Scheduled Release Date: August 2009.
Estimated MSRP: Starting at $750.00
What we thought:
Elegant and simple. Humanscale told us that was the goal with the chair, and it seems they have mostly achieved this. Like true Humanscale fashion, the World Chair, designed by famous Humanscale designer Niels Diffrient, the chair is ridiciously simple to adjust - only height adjustment and a seat slider are available, but for most users, it's only what is needed.
Before I get into how great of a chair is was, let me go over what I felt was the not so lovely element of the chair - the lumbar. As with the Liberty, the mesh is very nice, and very conforming, however, it does not provide adequate lumbar support for people with lumbar issues. It certainly won't be causing any lumbar pain for non-sufferers, but it won't be solving any chronic back problems either. But that is to be expected when a chair, especially a task chair, is designed to fit a large majority of the populace.
Despite the lumbar issue for a lower back pain sufferer like myself, I did find the chair overwhelmingly comfortable. It did fit me right, and I'd be able to sit in it comfortable for 8 hours a day (if I committed to interval periods of back stretches, which is not a bad thing). The mesh, as previously mentioned, is the Libery mesh, which is comfortable, soft, and springy. The front egde on the seat takes the waterfall front seat style to a new level - there is no frame on the front edge of the seat, meaning there is absolutely no pressure on the thighs - this is a great thing. The seat can also be upholstered to match the look of the Liberty, as well.
The backrest pivots, meaning that it has motion within the recline motion itself of the chair. This essentially means your back will never be in a static position, a key factor in Humanscale's treatment of ergonomics, and a nice feature indeed. The armrests are attached to said backrest, so they move with the chair's recline motion and match the overall style of the frame, which comes with fixed arms, adjustable arms or no arms options.
Speaking of the frame, it comes in black or white, the latter which looks very contemporary yet art deco - stylish and sleek, to say the least.
As an added bonus, the chair weighs a measly 25 punds, and that is a good thing. It is easily movable and adjustable, and wieghs less using 97% recycable content, meaning it is very green. Despite its slim profile, the chair can hold users up to 300 lbs - considering most task chairs only rate up to 250 lbs and weigh twice as much, that is also a very good thing!
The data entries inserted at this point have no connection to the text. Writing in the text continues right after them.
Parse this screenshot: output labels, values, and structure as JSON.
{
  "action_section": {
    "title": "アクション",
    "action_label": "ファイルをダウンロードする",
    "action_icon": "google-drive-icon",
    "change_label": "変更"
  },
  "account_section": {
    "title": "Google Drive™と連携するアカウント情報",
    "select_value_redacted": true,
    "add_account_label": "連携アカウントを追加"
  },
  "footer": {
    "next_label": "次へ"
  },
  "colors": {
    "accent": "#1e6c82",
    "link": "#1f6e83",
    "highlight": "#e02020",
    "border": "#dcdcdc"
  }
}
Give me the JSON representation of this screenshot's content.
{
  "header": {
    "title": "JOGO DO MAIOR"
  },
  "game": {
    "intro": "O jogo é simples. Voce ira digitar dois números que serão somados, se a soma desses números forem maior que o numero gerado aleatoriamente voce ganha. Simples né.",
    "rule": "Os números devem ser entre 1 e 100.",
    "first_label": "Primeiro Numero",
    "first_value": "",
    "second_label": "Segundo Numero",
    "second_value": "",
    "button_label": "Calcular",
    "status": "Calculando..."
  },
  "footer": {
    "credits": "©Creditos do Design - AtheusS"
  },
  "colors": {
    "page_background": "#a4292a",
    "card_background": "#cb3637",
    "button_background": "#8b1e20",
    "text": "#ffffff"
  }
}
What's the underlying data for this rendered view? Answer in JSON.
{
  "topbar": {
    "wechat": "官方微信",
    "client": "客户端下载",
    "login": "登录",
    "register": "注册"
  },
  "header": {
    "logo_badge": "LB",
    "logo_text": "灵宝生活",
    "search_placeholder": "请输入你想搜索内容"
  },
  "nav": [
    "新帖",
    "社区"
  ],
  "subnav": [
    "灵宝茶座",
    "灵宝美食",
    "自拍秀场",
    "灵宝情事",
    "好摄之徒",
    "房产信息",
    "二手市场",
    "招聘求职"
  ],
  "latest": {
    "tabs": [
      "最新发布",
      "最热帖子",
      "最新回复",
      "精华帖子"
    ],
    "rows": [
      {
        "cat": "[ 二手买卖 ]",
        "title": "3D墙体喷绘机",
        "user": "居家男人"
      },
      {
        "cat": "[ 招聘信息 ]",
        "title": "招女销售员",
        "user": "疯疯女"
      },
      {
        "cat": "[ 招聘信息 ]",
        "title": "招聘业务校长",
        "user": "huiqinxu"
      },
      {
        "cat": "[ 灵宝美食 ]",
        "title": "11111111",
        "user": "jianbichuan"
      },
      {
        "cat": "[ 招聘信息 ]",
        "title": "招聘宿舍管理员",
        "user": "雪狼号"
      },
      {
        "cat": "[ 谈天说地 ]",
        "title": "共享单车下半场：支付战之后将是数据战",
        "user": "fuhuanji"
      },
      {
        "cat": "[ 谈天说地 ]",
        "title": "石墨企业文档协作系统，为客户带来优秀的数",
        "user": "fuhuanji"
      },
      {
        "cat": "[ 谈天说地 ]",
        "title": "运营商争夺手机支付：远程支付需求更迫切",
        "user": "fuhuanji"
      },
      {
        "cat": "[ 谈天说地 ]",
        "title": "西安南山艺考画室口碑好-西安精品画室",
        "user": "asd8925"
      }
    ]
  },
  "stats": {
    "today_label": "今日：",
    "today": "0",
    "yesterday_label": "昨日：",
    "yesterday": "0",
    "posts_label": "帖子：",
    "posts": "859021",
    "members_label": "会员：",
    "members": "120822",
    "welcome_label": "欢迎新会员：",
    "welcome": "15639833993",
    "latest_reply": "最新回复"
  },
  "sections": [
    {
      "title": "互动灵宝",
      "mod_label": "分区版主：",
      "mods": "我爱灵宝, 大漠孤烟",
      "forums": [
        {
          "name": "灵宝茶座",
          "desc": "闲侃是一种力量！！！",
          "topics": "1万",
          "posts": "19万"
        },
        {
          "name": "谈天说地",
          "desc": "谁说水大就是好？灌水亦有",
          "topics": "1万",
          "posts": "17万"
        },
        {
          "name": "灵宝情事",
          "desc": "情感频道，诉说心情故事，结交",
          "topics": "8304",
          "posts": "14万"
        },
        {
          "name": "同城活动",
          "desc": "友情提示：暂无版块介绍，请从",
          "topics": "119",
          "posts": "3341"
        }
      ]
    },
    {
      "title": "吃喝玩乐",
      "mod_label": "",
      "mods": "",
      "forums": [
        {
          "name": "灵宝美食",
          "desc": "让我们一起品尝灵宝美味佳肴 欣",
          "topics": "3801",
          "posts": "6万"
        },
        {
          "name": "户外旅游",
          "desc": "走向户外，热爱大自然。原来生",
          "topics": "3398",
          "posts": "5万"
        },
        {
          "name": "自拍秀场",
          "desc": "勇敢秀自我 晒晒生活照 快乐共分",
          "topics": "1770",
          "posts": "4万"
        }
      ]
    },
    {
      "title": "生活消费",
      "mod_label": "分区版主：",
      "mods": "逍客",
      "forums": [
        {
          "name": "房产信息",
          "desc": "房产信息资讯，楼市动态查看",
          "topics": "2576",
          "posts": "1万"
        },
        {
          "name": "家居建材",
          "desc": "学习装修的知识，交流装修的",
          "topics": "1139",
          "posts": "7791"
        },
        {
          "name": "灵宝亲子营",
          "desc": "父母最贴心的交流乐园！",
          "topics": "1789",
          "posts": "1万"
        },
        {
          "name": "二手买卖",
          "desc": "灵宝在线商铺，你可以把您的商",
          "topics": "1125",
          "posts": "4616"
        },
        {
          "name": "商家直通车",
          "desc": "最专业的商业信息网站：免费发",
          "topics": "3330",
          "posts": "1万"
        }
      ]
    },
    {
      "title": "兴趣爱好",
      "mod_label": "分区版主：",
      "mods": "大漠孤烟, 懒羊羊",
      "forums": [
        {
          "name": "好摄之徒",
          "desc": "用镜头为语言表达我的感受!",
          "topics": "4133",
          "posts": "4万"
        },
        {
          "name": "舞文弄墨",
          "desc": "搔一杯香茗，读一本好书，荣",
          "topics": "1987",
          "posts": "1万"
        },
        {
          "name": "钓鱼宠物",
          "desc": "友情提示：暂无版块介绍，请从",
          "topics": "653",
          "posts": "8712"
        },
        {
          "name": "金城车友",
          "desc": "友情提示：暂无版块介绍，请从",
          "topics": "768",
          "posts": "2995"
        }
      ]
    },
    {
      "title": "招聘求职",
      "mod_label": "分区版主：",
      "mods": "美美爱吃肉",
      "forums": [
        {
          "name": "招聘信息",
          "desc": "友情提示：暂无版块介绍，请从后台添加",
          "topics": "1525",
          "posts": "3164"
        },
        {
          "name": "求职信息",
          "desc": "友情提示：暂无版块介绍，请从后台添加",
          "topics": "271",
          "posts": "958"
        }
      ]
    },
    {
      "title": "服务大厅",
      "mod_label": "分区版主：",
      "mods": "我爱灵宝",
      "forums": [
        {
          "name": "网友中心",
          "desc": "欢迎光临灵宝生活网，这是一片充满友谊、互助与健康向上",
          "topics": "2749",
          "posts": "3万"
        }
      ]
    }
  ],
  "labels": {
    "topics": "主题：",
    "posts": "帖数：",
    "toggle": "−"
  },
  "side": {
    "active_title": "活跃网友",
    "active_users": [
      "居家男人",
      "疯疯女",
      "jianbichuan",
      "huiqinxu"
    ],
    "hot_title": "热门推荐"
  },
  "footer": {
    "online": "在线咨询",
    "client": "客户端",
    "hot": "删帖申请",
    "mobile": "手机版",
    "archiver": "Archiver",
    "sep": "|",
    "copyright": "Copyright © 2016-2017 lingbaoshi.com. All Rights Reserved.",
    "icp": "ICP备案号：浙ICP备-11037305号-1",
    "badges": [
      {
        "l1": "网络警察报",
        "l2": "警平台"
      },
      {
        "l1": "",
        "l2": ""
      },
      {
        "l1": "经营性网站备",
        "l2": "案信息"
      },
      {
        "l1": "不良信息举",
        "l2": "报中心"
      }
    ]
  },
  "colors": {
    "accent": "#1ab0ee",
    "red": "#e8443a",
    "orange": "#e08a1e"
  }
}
Overall, the chair is a winner. When judging and reviewing any chair, we take into account the value of said chair, namely, what do you get for what you pay for? After all, that is the most important thing with a chair. The Humanscale Diffrient World Chair, while not cheap, does represent a great value proposition in the high end seating market. Compared with other ergonomic office chairs in its class range, the Diffrient world chair looks to be in a world of its own!